[Items from an interface collection]
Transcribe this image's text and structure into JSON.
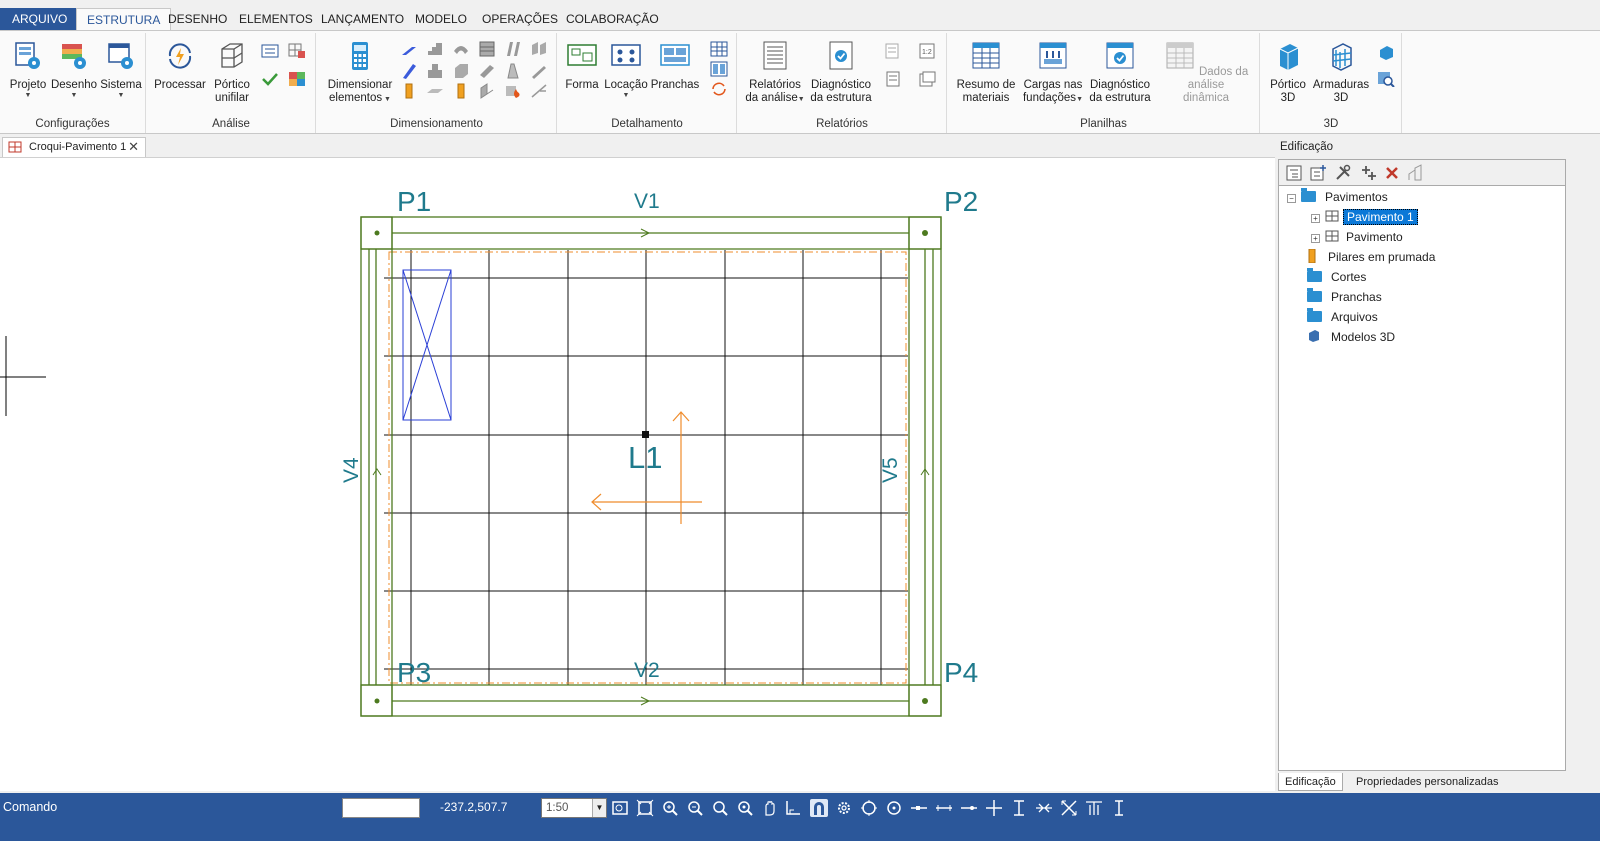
{
  "ribbon_tabs": {
    "arquivo": "ARQUIVO",
    "estrutura": "ESTRUTURA",
    "desenho": "DESENHO",
    "elementos": "ELEMENTOS",
    "lancamento": "LANÇAMENTO",
    "modelo": "MODELO",
    "operacoes": "OPERAÇÕES",
    "colaboracao": "COLABORAÇÃO"
  },
  "groups": {
    "configuracoes": {
      "label": "Configurações",
      "projeto": "Projeto",
      "desenho": "Desenho",
      "sistema": "Sistema"
    },
    "analise": {
      "label": "Análise",
      "processar": "Processar",
      "portico_1": "Pórtico",
      "portico_2": "unifilar"
    },
    "dimensionamento": {
      "label": "Dimensionamento",
      "dim_1": "Dimensionar",
      "dim_2": "elementos"
    },
    "detalhamento": {
      "label": "Detalhamento",
      "forma": "Forma",
      "locacao": "Locação",
      "pranchas": "Pranchas"
    },
    "relatorios": {
      "label": "Relatórios",
      "rel_1a": "Relatórios",
      "rel_1b": "da análise",
      "rel_2a": "Diagnóstico",
      "rel_2b": "da estrutura"
    },
    "planilhas": {
      "label": "Planilhas",
      "p1a": "Resumo de",
      "p1b": "materiais",
      "p2a": "Cargas nas",
      "p2b": "fundações",
      "p3a": "Diagnóstico",
      "p3b": "da estrutura",
      "p4a": "Dados da análise",
      "p4b": "dinâmica"
    },
    "tres_d": {
      "label": "3D",
      "p1a": "Pórtico",
      "p1b": "3D",
      "p2a": "Armaduras",
      "p2b": "3D"
    }
  },
  "document_tab": {
    "title": "Croqui-Pavimento 1"
  },
  "drawing": {
    "pillars": [
      "P1",
      "P2",
      "P3",
      "P4"
    ],
    "beams": [
      "V1",
      "V2",
      "V4",
      "V5"
    ],
    "slab": "L1"
  },
  "panel": {
    "title": "Edificação",
    "tree": {
      "pavimentos": "Pavimentos",
      "pavimento1": "Pavimento 1",
      "pavimento": "Pavimento",
      "pilares": "Pilares em prumada",
      "cortes": "Cortes",
      "pranchas": "Pranchas",
      "arquivos": "Arquivos",
      "modelos3d": "Modelos 3D"
    },
    "bottom_tabs": {
      "edificacao": "Edificação",
      "propriedades": "Propriedades personalizadas"
    }
  },
  "status": {
    "comando": "Comando",
    "coords": "-237.2,507.7",
    "scale": "1:50"
  },
  "colors": {
    "ribbon_blue": "#2b579a",
    "beam_green": "#4d7a1f",
    "label_teal": "#1f7a8c",
    "slab_orange": "#ef8c2c",
    "opening_blue": "#2a3fd6"
  }
}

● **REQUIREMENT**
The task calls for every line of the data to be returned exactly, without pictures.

● **REPLY**
Transcribe this image's text and structure into JSON.
{
  "ribbon_tabs": {
    "arquivo": "ARQUIVO",
    "estrutura": "ESTRUTURA",
    "desenho": "DESENHO",
    "elementos": "ELEMENTOS",
    "lancamento": "LANÇAMENTO",
    "modelo": "MODELO",
    "operacoes": "OPERAÇÕES",
    "colaboracao": "COLABORAÇÃO"
  },
  "groups": {
    "configuracoes": {
      "label": "Configurações",
      "projeto": "Projeto",
      "desenho": "Desenho",
      "sistema": "Sistema"
    },
    "analise": {
      "label": "Análise",
      "processar": "Processar",
      "portico_1": "Pórtico",
      "portico_2": "unifilar"
    },
    "dimensionamento": {
      "label": "Dimensionamento",
      "dim_1": "Dimensionar",
      "dim_2": "elementos"
    },
    "detalhamento": {
      "label": "Detalhamento",
      "forma": "Forma",
      "locacao": "Locação",
      "pranchas": "Pranchas"
    },
    "relatorios": {
      "label": "Relatórios",
      "rel_1a": "Relatórios",
      "rel_1b": "da análise",
      "rel_2a": "Diagnóstico",
      "rel_2b": "da estrutura"
    },
    "planilhas": {
      "label": "Planilhas",
      "p1a": "Resumo de",
      "p1b": "materiais",
      "p2a": "Cargas nas",
      "p2b": "fundações",
      "p3a": "Diagnóstico",
      "p3b": "da estrutura",
      "p4a": "Dados da análise",
      "p4b": "dinâmica"
    },
    "tres_d": {
      "label": "3D",
      "p1a": "Pórtico",
      "p1b": "3D",
      "p2a": "Armaduras",
      "p2b": "3D"
    }
  },
  "document_tab": {
    "title": "Croqui-Pavimento 1"
  },
  "drawing": {
    "pillars": [
      "P1",
      "P2",
      "P3",
      "P4"
    ],
    "beams": [
      "V1",
      "V2",
      "V4",
      "V5"
    ],
    "slab": "L1"
  },
  "panel": {
    "title": "Edificação",
    "tree": {
      "pavimentos": "Pavimentos",
      "pavimento1": "Pavimento 1",
      "pavimento": "Pavimento",
      "pilares": "Pilares em prumada",
      "cortes": "Cortes",
      "pranchas": "Pranchas",
      "arquivos": "Arquivos",
      "modelos3d": "Modelos 3D"
    },
    "bottom_tabs": {
      "edificacao": "Edificação",
      "propriedades": "Propriedades personalizadas"
    }
  },
  "status": {
    "comando": "Comando",
    "coords": "-237.2,507.7",
    "scale": "1:50"
  },
  "colors": {
    "ribbon_blue": "#2b579a",
    "beam_green": "#4d7a1f",
    "label_teal": "#1f7a8c",
    "slab_orange": "#ef8c2c",
    "opening_blue": "#2a3fd6"
  }
}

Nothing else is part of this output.